| WORK TO BE COMPLETED |
Count every line in the data below that includes "WITH", and give only the result.

DATA PROVIDED below:

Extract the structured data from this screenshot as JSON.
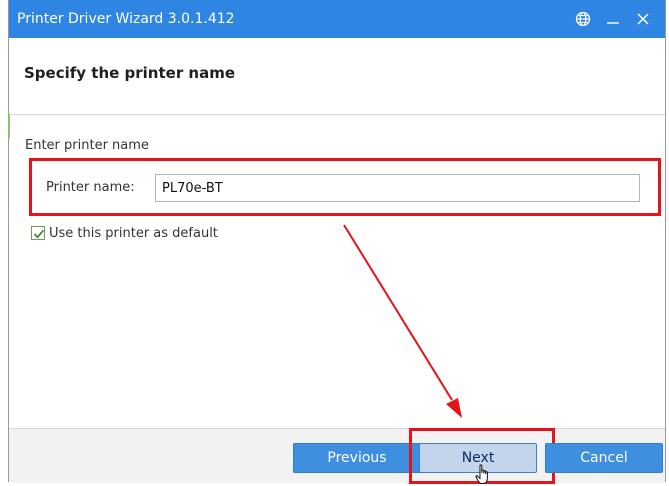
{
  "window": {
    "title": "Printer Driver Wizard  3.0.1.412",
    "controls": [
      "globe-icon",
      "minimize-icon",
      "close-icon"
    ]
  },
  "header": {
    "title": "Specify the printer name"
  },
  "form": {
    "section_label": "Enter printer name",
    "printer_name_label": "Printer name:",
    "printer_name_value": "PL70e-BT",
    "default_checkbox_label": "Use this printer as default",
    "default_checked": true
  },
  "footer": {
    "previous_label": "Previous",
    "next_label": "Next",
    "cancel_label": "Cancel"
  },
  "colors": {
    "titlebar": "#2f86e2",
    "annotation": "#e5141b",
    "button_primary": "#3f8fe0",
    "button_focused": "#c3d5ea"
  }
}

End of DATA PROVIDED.
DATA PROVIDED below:

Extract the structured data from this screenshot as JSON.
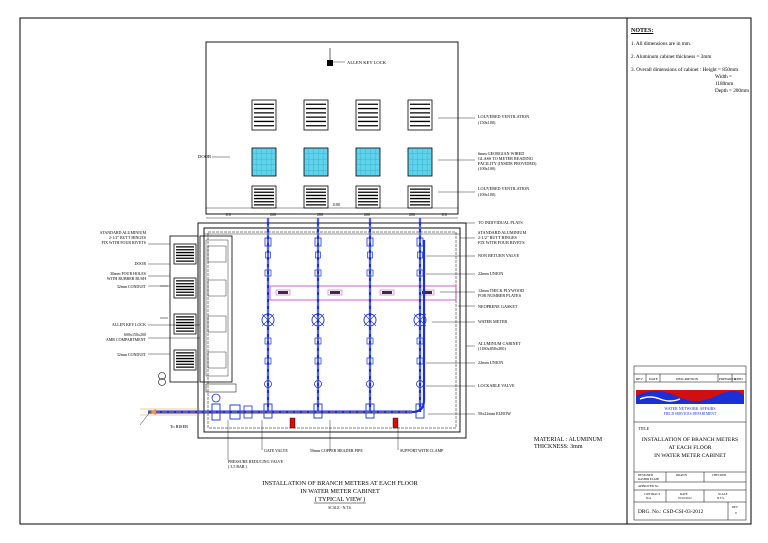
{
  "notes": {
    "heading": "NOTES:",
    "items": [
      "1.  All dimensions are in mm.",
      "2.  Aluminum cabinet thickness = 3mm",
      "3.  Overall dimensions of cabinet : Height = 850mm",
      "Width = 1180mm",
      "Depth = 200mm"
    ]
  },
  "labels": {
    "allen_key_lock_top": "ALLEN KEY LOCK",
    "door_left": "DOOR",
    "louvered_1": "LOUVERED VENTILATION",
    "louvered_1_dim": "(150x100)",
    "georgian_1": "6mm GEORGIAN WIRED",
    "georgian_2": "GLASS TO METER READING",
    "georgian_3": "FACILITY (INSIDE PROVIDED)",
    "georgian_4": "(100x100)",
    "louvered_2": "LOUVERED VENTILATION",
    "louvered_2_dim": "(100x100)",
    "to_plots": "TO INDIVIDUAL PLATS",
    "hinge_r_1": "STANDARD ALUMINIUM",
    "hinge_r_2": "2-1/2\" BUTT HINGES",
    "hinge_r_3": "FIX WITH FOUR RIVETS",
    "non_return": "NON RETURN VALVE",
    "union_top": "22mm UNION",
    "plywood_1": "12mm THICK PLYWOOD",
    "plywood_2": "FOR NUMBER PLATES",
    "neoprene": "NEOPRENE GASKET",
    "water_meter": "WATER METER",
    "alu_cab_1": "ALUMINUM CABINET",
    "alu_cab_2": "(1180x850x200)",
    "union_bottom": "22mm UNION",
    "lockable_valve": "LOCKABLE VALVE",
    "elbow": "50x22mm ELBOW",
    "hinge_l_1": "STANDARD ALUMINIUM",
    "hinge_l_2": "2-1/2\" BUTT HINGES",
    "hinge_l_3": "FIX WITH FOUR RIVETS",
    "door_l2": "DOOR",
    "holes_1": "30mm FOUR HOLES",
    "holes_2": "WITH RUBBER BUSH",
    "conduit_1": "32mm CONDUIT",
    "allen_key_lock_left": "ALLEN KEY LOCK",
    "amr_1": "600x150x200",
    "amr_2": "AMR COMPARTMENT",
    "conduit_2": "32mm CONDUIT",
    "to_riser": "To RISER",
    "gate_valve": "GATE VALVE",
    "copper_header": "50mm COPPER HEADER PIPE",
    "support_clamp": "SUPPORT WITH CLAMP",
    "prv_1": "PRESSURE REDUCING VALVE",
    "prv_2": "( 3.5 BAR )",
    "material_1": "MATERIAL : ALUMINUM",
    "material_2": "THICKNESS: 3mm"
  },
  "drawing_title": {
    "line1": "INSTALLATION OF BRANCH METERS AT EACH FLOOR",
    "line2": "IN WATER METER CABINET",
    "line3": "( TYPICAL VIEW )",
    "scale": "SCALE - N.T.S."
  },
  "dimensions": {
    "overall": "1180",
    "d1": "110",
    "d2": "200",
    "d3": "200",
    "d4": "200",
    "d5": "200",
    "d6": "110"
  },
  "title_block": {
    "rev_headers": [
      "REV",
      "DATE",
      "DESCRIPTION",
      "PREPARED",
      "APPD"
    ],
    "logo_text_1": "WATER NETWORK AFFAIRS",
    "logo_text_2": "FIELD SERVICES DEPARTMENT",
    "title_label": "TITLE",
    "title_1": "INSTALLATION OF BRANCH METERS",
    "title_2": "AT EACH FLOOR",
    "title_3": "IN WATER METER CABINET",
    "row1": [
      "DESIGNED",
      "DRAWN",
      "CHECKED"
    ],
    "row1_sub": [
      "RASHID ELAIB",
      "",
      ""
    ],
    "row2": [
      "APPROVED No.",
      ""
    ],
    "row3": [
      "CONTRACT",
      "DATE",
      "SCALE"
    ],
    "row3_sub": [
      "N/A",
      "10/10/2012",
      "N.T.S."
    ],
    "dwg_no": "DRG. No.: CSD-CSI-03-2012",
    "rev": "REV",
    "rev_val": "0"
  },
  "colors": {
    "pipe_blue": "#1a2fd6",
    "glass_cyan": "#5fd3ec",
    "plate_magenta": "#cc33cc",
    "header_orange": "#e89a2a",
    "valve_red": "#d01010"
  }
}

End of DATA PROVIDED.

| EXERCISE RESPONSE |
4